I was already primed to list my ‘worst’ Super Bowl ad as the one by GoDaddy, because it often is. The company’s past reliance on T&A annoys me as a woman, yes, but mostly as a creative in this business. It’s just so LAZY. This year my least favorite ad was, as I’d predicted, by GoDaddy. The thing is, it didn’t actually run. Long story short, GoDaddy first produced an ad that makes light of the puppy mill issue. It was pulled after a storm of protest. Surprisingly, I loved the ad that GoDaddy replaced it with, an ode to hard work and passion.
Steve Fortier, Creative Lead
Best: Always’ “Like a Girl”
One that stuck out, and it received a round of applause from the female portion of the crowd, was the Always “Like a Girl” spot. I know this spot has been criticized as just panning to the target but when those critics involved offered examples of spots that they thought were better, it was clear they didn’t know what they were talking about. It’s a good ad that makes us take a second look at reality and it’s sponsored by a smart client. It’s legit.
I might be giving this one a slight edge because it continues the “girl” theme: the Victoria’s Secret “Real Game” spot. Don’t get me wrong. I have nothing against lacy underwear, but no twist? No humor? It’s too much media money to tell me what I already know and as close to boring as good-looking women can get.
Jason Taylor, Art Director
Best: NFL’s “No More”
This one surprised me. The 60-second cut of this domestic violence PSA is the best and plays out better. I really had no idea what was going on and it gave me chills when I realized what was happening. The fact that it’s an actual 911 call really gets to me. It makes the simple point that we, and the NFL, should be looking out for women in this situation. I also think it’s a nice reminder that this world is a much better place when we help each other. It’s nice to see a message like that get attention during an event like the Super Bowl.
Worst: Nissan’s “With Dad”
Huh? Does the kid want to be a racecar driver too? Or does he resent his dad? I can’t figure it out. Isn’t “racecar driver” a job title no son could think was lame? And why isn’t the family attending any races? There seem to be plenty of clips of the family all having a good time together, but they also seem unhappy. Why? What’s keeping them from the track? Did they not get a family car until dad finally won a race? What is the point of this ad? I have so many questions about the family and absolutely none about the car.
Anne Powell, Project Manager/Art Director
A contemporary version of the old 70’s commercial: “I’d like to buy the world a Coke and keep it company.” Same core message: Coke will make everything better. Safe, positive, uplifting and the takeaway was very clear.
Was this an ad for T-Mobile or Kim’s new book? Selfie?
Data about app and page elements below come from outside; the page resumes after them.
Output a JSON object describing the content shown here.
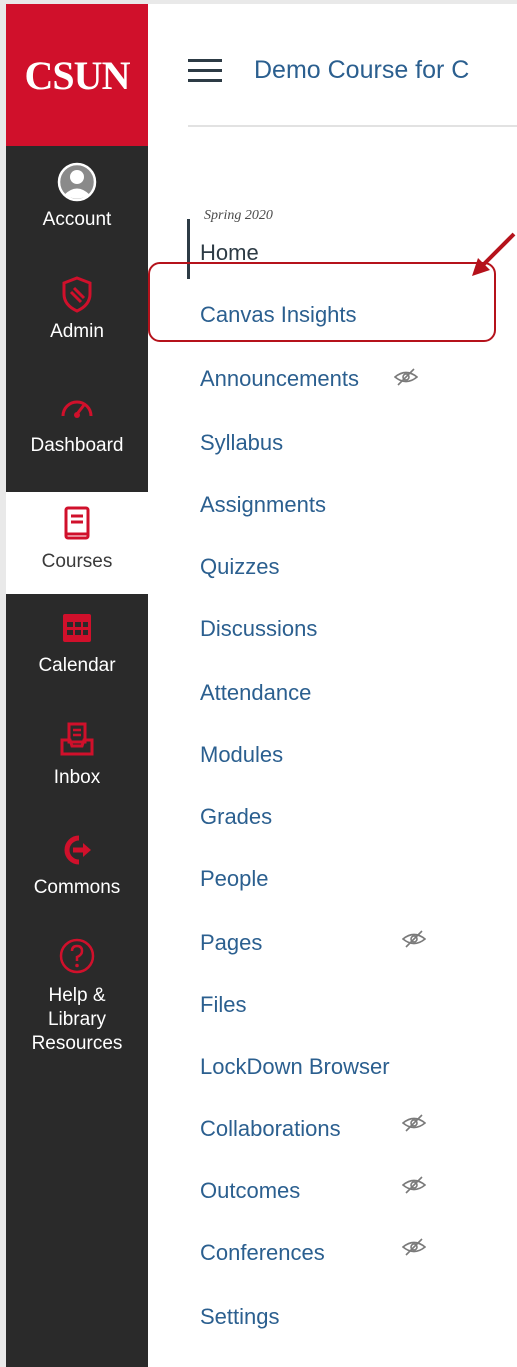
{
  "global_nav": {
    "logo": "CSUN",
    "items": [
      {
        "label": "Account",
        "icon": "user-avatar-icon"
      },
      {
        "label": "Admin",
        "icon": "shield-icon"
      },
      {
        "label": "Dashboard",
        "icon": "speedometer-icon"
      },
      {
        "label": "Courses",
        "icon": "book-icon",
        "active": true
      },
      {
        "label": "Calendar",
        "icon": "calendar-icon"
      },
      {
        "label": "Inbox",
        "icon": "inbox-icon"
      },
      {
        "label": "Commons",
        "icon": "commons-arrow-icon"
      },
      {
        "label": "Help &",
        "label2": "Library",
        "label3": "Resources",
        "icon": "question-circle-icon"
      }
    ]
  },
  "header": {
    "course_title": "Demo Course for C"
  },
  "course_nav": {
    "term": "Spring 2020",
    "items": [
      {
        "label": "Home",
        "active": true
      },
      {
        "label": "Canvas Insights"
      },
      {
        "label": "Announcements",
        "hidden": true
      },
      {
        "label": "Syllabus"
      },
      {
        "label": "Assignments"
      },
      {
        "label": "Quizzes"
      },
      {
        "label": "Discussions"
      },
      {
        "label": "Attendance"
      },
      {
        "label": "Modules"
      },
      {
        "label": "Grades"
      },
      {
        "label": "People"
      },
      {
        "label": "Pages",
        "hidden": true
      },
      {
        "label": "Files"
      },
      {
        "label": "LockDown Browser"
      },
      {
        "label": "Collaborations",
        "hidden": true
      },
      {
        "label": "Outcomes",
        "hidden": true
      },
      {
        "label": "Conferences",
        "hidden": true
      },
      {
        "label": "Settings"
      }
    ]
  },
  "colors": {
    "brand_red": "#d0102b",
    "nav_dark": "#2a2a2a",
    "link_blue": "#2b5f8f",
    "annotation_red": "#b5121b"
  }
}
Do we really need to ask ourselves where Kim saves her data?
Elizabeth Coffey, Graphic Designer
Best: BMW i3’s “Newfangled Idea”
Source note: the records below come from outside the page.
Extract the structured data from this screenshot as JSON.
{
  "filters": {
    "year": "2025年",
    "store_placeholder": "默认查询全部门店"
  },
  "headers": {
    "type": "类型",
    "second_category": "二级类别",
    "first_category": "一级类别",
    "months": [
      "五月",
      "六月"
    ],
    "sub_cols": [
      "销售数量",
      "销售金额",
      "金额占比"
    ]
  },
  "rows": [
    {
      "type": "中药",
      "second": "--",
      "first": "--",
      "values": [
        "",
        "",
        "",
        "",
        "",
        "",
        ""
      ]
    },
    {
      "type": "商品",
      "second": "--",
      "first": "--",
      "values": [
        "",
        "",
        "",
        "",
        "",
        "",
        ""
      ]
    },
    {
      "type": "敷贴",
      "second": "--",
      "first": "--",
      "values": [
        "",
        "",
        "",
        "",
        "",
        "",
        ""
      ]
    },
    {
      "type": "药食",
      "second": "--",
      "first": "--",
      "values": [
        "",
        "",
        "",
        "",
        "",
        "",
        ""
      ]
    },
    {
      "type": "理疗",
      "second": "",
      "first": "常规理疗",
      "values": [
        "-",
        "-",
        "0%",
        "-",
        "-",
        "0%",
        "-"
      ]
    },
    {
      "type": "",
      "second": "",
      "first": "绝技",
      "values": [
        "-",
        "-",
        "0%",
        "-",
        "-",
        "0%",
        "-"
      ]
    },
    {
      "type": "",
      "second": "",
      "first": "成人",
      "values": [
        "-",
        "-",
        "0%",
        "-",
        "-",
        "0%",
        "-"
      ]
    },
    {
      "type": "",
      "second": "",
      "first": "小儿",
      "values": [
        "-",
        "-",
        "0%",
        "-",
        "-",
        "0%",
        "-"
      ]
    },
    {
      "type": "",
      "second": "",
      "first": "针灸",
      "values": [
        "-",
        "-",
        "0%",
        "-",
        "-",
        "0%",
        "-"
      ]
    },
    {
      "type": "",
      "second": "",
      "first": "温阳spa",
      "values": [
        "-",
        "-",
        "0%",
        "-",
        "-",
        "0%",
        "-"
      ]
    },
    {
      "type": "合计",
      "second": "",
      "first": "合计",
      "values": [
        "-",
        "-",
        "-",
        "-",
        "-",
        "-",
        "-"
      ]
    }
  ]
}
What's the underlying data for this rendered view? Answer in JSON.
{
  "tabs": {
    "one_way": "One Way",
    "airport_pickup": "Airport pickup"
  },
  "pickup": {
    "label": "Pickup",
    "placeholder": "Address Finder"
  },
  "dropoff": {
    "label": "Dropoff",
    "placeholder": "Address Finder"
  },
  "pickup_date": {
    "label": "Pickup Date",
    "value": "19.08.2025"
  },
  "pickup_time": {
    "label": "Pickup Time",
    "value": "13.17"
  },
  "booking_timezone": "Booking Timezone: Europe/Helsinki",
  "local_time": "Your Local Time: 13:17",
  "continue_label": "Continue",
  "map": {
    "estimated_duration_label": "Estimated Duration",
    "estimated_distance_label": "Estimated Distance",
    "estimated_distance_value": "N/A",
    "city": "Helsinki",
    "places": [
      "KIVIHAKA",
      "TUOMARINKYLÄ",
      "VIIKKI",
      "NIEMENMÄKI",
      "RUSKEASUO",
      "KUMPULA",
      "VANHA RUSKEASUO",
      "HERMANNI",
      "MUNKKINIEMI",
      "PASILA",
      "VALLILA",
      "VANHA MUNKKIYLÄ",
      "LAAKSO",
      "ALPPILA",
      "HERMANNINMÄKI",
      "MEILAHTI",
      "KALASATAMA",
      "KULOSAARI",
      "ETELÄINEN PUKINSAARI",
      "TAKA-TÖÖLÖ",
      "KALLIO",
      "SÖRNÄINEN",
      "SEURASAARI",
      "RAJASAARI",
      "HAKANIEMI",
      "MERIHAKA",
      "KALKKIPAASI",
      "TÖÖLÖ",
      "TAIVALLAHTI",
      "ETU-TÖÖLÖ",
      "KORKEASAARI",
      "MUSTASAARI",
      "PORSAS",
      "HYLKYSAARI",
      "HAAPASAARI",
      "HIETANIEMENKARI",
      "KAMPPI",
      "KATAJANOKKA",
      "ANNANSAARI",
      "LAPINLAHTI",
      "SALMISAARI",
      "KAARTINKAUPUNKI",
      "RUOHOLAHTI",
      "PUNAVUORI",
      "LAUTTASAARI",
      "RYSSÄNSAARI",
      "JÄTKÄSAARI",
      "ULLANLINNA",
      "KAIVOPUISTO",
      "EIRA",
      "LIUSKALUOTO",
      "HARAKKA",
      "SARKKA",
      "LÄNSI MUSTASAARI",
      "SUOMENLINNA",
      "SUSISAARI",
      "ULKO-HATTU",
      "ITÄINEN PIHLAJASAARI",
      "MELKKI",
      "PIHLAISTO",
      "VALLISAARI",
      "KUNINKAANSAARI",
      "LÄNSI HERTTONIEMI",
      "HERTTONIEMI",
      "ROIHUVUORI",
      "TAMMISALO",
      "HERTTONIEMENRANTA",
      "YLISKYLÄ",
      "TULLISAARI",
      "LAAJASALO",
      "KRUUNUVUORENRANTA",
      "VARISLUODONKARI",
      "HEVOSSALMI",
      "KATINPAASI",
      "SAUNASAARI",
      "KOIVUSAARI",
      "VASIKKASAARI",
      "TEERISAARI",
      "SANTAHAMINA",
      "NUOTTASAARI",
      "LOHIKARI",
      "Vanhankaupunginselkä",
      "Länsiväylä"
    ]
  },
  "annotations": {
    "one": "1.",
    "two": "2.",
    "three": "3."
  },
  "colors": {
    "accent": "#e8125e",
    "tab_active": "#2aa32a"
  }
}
The 20-year-old clip of Katie Couric and Bryant Gumbel trying to figure out the Internet was very entertaining, and a reminder that today’s new technology will be commonplace in a few years. Great job of appealing to an older audience that remembers when there was no Internet.
Worst: Jublia’s “Tackle It”
Admittedly, a toenail fungus treatment isn’t the easiest product to advertise, but I can’t believe this ad is the best they could come up with. Putting a football helmet on a toe is sophomoric and dated. Not clever. Not entertaining. Not good.
Sarah Prokopchak, Account Coordinator
This was pretty clever. You think you’re watching a commercial for “Taken 3,” only to find out that it’s a commercial for a mobile video game. Recently, TV ads for mobile video games have taken off. It’s crazy how much money they must spend on these commercials with the actors and animation. Regardless of the advertisements, people are still playing these games. However, I liked how this commercial targeted an older audience with Liam Neeson and the “Taken” spin.
Worst: T-Mobile’s “Kim’s Data Stash”
Okay, so this was kind of funny. But I think T-Mobile could have found an actual famous person to use for their Super Bowl commercial. Not to mention that Kim Kardashian was marketing her own “Selfie” book as well. After watching this commercial, I forgot it was for T-Mobile.